Korea has been listed as a target country in the World Government Bond Index (WGBI), one of the world's three largest bond indexes.
If the consultation process goes smoothly, the final transfer will be possible as early as September next year.
FTSE Russell, who manages WGBI, said this in a press release distributed on the 29th (local time).
FTSE Russell explained, "This follows the announcement of several initiatives proposed by Korean authorities to improve market structure and access to Korean capital markets."
FTSE Russell added, "We will collect feedback from market participants on whether the proposed reforms have been implemented so that we can assess whether the level of market access has improved."
The FTSE confirms the possibility of improving market access due to policy changes, adjusts the list of countries to be observed, and decides whether or not to be included during the annual review in September every year after reviewing for at least six months.
In the case of Korea, it was included in the observation list this time, so it means that the final incorporation can be expected in September of next year.
WGBI is one of the world's three major bond indexes, with government bonds of 23 major countries including the US, UK, Japan and China incorporated.
WGBI's follow-up funding is estimated at around $2.5 trillion.

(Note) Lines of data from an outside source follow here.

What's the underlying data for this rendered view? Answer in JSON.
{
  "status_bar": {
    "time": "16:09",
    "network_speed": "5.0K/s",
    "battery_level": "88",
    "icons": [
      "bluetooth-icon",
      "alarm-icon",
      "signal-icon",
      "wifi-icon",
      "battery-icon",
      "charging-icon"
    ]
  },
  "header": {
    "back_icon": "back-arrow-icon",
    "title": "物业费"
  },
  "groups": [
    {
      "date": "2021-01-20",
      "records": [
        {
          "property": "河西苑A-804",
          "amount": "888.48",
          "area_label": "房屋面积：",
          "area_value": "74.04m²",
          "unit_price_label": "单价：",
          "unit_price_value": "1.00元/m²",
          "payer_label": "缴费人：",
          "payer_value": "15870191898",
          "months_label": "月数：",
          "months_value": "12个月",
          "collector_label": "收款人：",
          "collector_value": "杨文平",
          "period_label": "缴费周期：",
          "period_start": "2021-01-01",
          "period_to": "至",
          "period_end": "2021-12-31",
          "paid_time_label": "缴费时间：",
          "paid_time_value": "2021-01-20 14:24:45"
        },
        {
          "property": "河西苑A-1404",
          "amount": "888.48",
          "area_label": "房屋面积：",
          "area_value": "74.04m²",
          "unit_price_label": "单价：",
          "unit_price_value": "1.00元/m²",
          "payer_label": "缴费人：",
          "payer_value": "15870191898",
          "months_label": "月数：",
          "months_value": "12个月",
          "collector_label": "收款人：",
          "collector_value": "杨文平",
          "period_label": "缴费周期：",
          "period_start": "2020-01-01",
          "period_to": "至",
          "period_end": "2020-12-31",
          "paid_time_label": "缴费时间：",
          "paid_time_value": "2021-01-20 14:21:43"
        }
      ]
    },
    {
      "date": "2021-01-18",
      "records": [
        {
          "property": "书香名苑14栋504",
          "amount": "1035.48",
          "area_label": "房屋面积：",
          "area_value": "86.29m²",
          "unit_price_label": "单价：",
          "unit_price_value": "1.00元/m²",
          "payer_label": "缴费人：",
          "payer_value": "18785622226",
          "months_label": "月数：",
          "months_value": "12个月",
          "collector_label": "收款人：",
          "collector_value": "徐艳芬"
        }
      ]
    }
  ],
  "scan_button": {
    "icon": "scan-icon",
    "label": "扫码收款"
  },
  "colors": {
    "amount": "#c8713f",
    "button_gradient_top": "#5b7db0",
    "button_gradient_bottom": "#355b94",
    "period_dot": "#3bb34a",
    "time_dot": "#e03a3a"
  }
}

Among the world's top 10 countries based on nominal gross domestic product (GDP), only Korea and India are not included in the WGBI.
When Korean government bonds are incorporated into the WGBI, foreign funds that follow the index flow into the government bond market, which has the effect of increasing the trustworthiness of government bonds.
Due to the relatively low status of government bonds, there was a discount (undervalued) for won-denominated bonds and interest rates went up.
Incorporation is usually carried out by newly calculating the portfolio inclusion ratio at the end of each month in proportion to the market capitalization of government bonds with a residual maturity of at least one year.
In the case of first-time transfer countries, the proportion of transfers is usually increased over a period of 6 months to 1 year.
When Korea is incorporated into the WGBI, the final inclusion ratio is expected to be around 2%, and institutions following the WGBI will use this ratio as a benchmark to invest in Korean government bonds.
Previously, the Korea Institute of Finance predicted that if Korea joins the WGBI, foreign government bonds worth 50 trillion won to 60 trillion won will flow in.
It was estimated that the interest cost saved by the fall in the KTB interest rate would be between 500 billion won and 1.1 trillion won per year.
The government pushed for incorporation into the WGBI in 2009, right after the global financial crisis, but the final incorporation failed.
(Photo = FTSE Russell press release, Yonhap News)